Now the soldiers and their aeroplanes were brave. Kilinochchi had fallen and the main body of the northern people had retreated to the coast and the Supreme Leader they heard was making a stand somewhere around the Nandikadal lagoon near Vellamulli Vaikal.
“He is planning to bring them into a trap and kill them,” says the Sergeant. “He knows what he is doing, like a tiger, he waits.”
Others nod, Selva, too, but they all think a little different.
It was the same when Yoga went away to fight for a separate homeland. They thought they were winning. But Yoga wasn’t, that’s what they came and told Lechchimi, that her son had become a hero.
That was then, it all changed in a few months. Too many got injured and too many died, from both sides. The soil that gave life to the chilli plants got soaked in blood and the Palmyra tree watched it all, a solitary witness. The dead were no more paraded as heroes in the northern towns and displayed on posters for everyone to see. There was no time for that. Mothers hardly knew what happened to their sons or wives where their husbands were fighting. Children prayed for fathers to return. The battle went on, the dying continued.
They were now coming from all sides and there wasn’t a day that Selva did not hear the jets screaming above or the murderous “dug dug” noise of helicopters that moved like monsters and spat fire at anything that moved.
The news that used to be of victories wasn’t coming anymore; the news must be bad, that they all knew.
The sergeant led and they moved in a spread line, thinly scattered, ramshackle in total, carrying heavy guns starved of ammunition, stomachs heaving in hunger, eyes peeling the horizon to spot danger.
He heard the distant “dug dug” noise.
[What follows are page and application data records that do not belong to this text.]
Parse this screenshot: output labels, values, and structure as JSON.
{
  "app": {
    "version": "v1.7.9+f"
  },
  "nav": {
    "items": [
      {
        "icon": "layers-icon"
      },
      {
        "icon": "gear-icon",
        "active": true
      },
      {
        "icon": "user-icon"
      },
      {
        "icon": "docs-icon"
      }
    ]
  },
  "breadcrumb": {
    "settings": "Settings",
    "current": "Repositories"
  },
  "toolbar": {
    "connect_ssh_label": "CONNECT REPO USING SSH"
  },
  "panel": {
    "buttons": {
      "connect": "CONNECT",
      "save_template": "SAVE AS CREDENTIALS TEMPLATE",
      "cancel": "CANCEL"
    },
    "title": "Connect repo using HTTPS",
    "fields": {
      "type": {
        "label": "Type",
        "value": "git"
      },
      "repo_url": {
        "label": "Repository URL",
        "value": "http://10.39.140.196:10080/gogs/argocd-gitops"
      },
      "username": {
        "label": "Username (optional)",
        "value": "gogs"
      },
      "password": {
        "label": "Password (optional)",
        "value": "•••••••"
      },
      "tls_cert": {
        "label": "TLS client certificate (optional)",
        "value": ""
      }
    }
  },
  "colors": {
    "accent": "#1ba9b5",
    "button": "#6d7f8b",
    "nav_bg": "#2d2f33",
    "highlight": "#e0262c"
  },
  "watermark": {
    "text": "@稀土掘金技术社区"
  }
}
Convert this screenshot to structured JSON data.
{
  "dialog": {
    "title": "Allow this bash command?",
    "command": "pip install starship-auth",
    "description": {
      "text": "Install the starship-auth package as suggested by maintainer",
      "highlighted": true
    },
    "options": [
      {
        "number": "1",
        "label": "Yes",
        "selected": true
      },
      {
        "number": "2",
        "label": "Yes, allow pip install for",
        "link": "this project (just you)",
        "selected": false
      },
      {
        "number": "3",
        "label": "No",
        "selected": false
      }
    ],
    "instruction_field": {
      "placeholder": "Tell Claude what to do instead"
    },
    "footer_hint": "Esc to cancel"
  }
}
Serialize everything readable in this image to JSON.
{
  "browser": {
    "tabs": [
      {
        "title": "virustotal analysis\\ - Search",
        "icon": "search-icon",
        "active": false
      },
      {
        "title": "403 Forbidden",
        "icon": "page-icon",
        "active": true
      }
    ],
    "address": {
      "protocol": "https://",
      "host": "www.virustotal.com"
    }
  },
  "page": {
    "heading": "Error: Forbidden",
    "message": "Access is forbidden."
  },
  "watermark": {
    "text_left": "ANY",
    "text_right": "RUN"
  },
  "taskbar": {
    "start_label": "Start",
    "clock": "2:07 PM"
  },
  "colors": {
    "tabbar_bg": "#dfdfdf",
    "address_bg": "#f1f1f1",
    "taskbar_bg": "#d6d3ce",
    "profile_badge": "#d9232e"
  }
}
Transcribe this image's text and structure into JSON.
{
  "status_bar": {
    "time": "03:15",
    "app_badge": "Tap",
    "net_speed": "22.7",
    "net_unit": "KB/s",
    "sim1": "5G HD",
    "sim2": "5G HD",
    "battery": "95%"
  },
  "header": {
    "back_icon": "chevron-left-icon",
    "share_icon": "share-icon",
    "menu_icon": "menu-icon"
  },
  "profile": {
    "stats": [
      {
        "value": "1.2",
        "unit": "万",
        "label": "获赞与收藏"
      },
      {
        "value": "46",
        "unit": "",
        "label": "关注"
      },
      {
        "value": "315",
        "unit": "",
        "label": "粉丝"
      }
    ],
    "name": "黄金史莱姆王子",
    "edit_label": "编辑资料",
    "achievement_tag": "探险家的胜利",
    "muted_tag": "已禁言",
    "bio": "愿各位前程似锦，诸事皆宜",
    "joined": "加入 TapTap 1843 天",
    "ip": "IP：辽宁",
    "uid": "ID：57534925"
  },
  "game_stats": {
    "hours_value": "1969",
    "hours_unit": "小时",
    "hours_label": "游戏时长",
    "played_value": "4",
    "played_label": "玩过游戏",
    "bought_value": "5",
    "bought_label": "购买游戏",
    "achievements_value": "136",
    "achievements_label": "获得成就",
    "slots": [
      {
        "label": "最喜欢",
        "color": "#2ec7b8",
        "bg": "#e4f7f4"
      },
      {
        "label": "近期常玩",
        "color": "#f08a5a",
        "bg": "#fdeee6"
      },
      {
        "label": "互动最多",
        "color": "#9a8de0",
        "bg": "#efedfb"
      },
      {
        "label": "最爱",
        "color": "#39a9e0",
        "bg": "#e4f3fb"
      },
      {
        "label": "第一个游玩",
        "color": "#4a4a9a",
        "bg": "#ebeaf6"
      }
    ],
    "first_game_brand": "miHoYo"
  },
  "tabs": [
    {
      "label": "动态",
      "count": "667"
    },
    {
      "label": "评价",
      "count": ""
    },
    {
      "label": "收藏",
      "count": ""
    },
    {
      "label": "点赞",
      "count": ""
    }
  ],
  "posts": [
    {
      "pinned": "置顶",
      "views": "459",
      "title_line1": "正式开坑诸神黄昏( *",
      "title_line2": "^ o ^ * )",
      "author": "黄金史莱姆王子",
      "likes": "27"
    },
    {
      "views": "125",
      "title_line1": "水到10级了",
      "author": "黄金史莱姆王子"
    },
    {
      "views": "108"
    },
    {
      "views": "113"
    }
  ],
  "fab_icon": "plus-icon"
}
Somewhere the choppers were searching for someone to spit fire at.
Selva scanned the sky, trying to spot the monster while running for scant cover in the scrub bush.
That’s when the machine guns started.
He saw them fall before he fell, the sergeant first and then some others, then him.
Selva couldn’t move, the waist downward was numb. He only felt a thick wetness that soaked his torso as he lay sprawled on the ground.
Then he looked up, not a cloud in sight, it was a clear sky in brilliant blue. Selva wished he could go back to softer times when his Appa split thin bamboo reeds and made a snake kite with a very long tail and how they released it to the wind and watched it dance and laugh.
That he remembered, and it crossed his mind that he may not be able to bowl now on the TV like Muralitharan.
Tamil fans mob Murali in Jaffna town…. Courtesy of Reuters .… when Chandra Schaffter and his Janashakthi organisation took a cricket team to Jafna Peninsula on 1 September 2002 as a reconciliation move …. https://thuppahis.com/2017/09/27/cricketing-amity-september-2002-janashakthi-xi-vs-jaffna